Although you're penalized for incorrect answers, Operation Neptune teaches you how to solve problems. After the first incorrect answer, it offers a hint as it prompts you to try again. If you miss again, another unit of oxygen is used up, and the program explains how to solve the problem.
The short-term goals of making it though three sectors and then through a zone are enhanced by the underlying premise of the game--solving the riddle of the data canisters. If you're able to break the code that grants access to its contents, each canister provides a short entry to the space crew's logbook. Placing these entries together lets you slowly unravel the mystery behind the secret space voyage.

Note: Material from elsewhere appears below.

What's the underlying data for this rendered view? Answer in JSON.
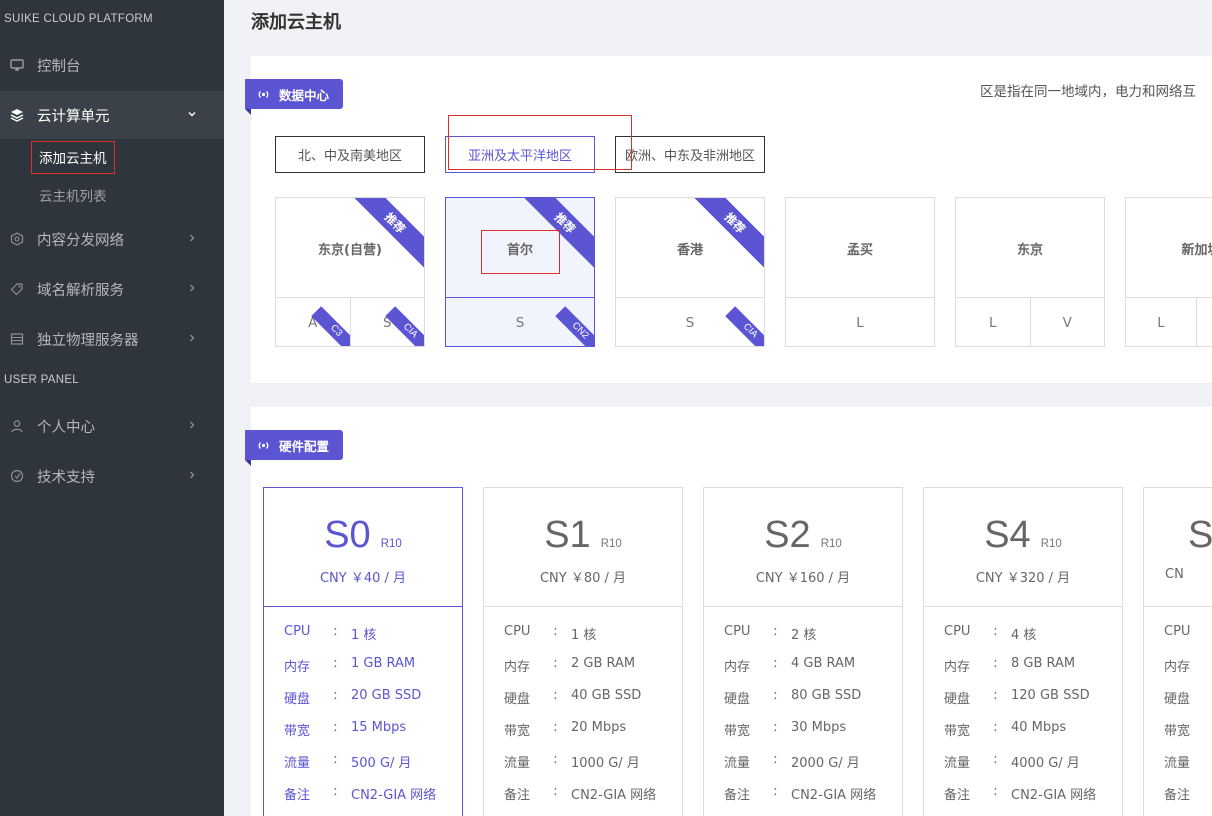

Only a few small technical improvements could make Operation Neptune better. An options to start a new game without completely exiting the program would be useful for families with children at different skill levels. Also, given the game's arcade quality, joystick support is conspicuously absent. My only other complaint is the startup sequence, which calls for you to type the letters on to launch the game. I prefer something more memorable, like neptune. These are small quibbles, however, in an otherwise excellent piece of work.
Once considered not much more than electronic flashcards, learning programs today are hardly recognizable as educational. Now they rival videogames for arcade excitement and simulations for special effects. And the best educational software retains the ability to teach, to excite, and to maintain an interest in learning. Operation Neptune sets sail in grand fashion.